Many of us identify as atheist, the problem with this label is that it doesn’t tell you what I believe. As has been said by other interlocutors, it has a negative connotation. It doesn’t tell you also that I don’t believe in ghosts, unicorns, fairies which would raise the interesting question whether I should call myself a-ghost, a-fairies and so on. It also doesn’t tell you what I think of the Hindoo belief of reincarnation or nirvana and so the like.

The second very interesting issue here, is the fact that it the Judaic cults that have the issue of a personal celestial dictator who is concerned about who you have sex with, sends a son to die  and preaches that you shouldn’t get married if you can because the world is about to end and has its chosen people. In this respect I should be Non-Judaic. I have no belief in the existence of their cults’ god and so much more.

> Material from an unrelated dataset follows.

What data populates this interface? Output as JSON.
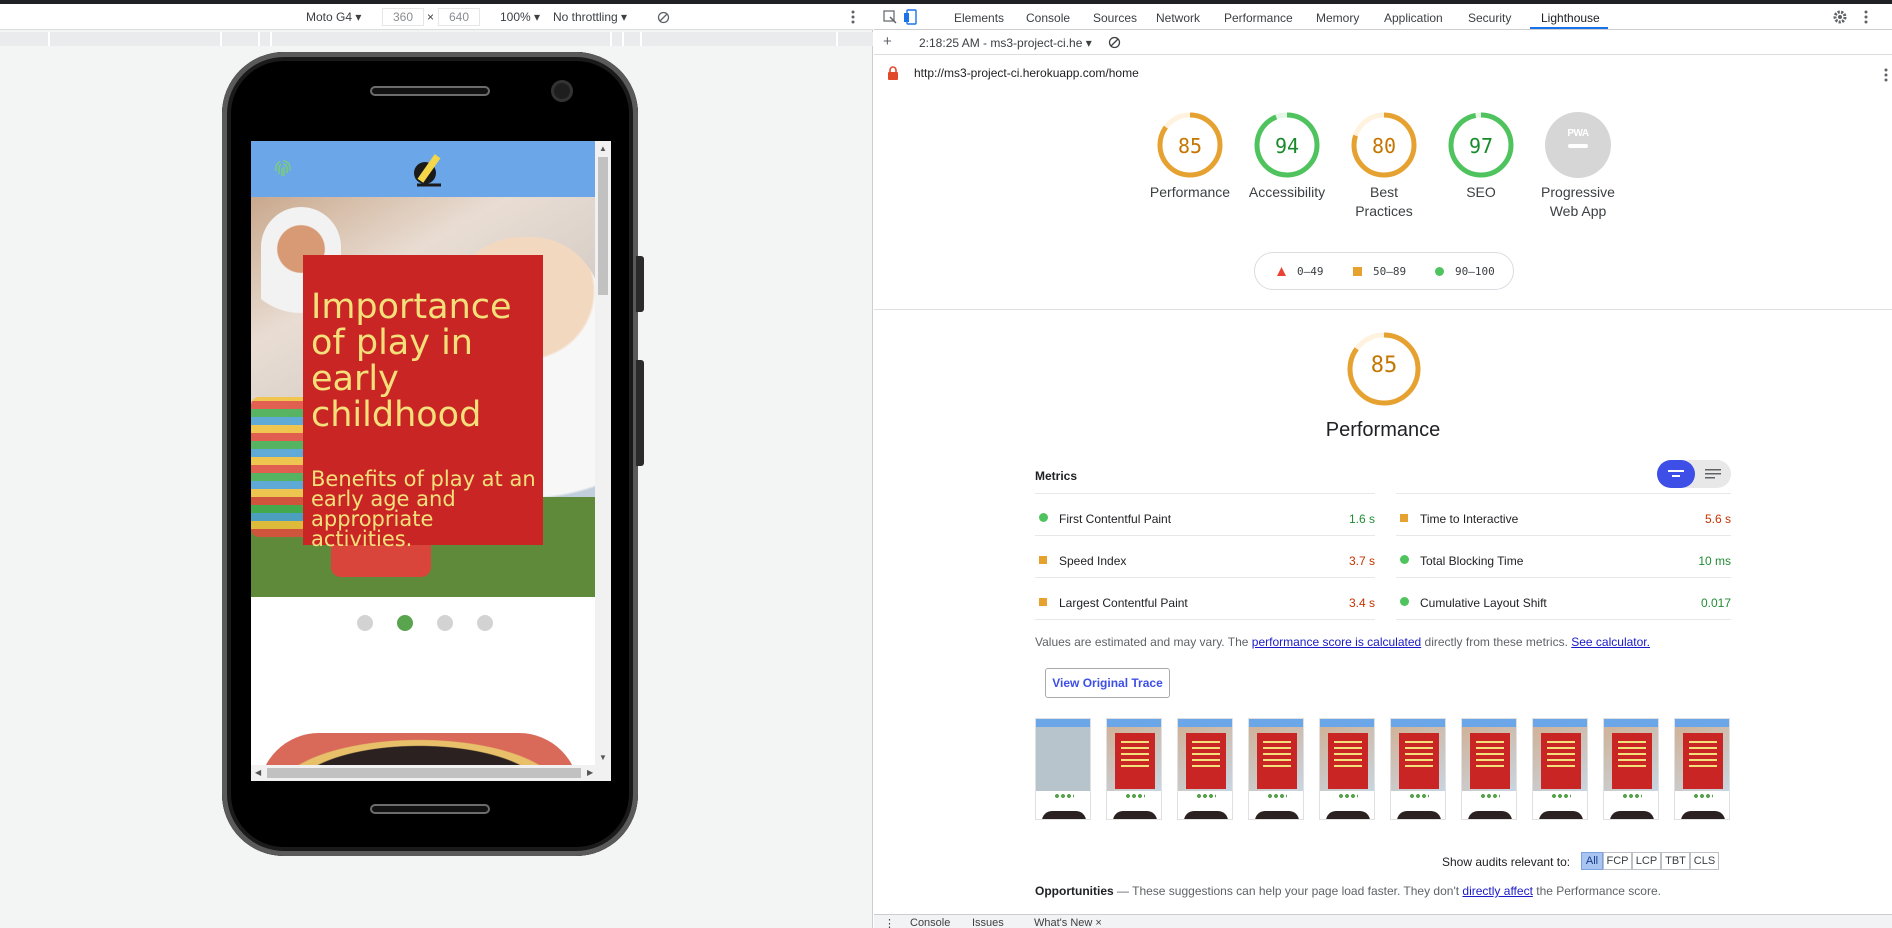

What then do I think we the godless[ whatever god means] should call themselves, if they must, which in my view is both an affirmation of belief and also deals with all the superstitions that have been with us since man began to believe and think. This label is Naturalist. It is an affirmation that you believe that nature is all there is, no ghosts, angels, afterlife and that phenomena follow religiously according to the laws of nature everywhere all the time. Together with being a naturalist, I subscribe to secularism that is state and church should be separated and am also a humanist.

This is nature’s beauty

It absolutely follows from my doctrine, that every being is its own work. Nature, which is incapable of falsehood and is as native as genius, asserts the same thing downright; since each being merely kindles the spark of life at another exactly similar being, and then makes itself before our eyes, taking the materials for this from outside, form and movement from its own self; this process we call growth and development. Thus, even empirically each being stands before us as its own work. But Nature’s language is not understood because it is too simple.

A. Schopenhauer’s Fourfold Root of the Principle of Sufficient Reason

It is wrong always, everywhere, and for anyone to believe anything upon insufficient evidence. If a man, holding a belief which he was taught in childhood or persuaded of afterwards, keeps down and pushes away any doubts which arise about it in his mind, purposely avoids the reading of books and the company of men that call into question or discuss it, and regards as impious those questions which cannot easily be asked without disturbing it- the life of that man is one long sin against mankind.

W. K. Clifford

Those religious apologists, theists, woo doo believers and so on, take note

It is wrong alw…


Humanism is to insist the value of things human. Its desire to learn from the past, its exhortation to courage in the present and its espousal of hope for the future, are about real things, real people, real human need and possibility, and the fate of the fragile world we share.

It is about human life, it requires no belief in an afterlife. It is about this world; it requires no belief in another world. It requires no commands from divinities, no promises of reward or threats of punishment, no myths and rituals, either to make sense of things or to serve as a prompt to the ethical life. It requires only open eyes, sympathy and the kindness it prompts, and reason.

A C Grayling Against all gods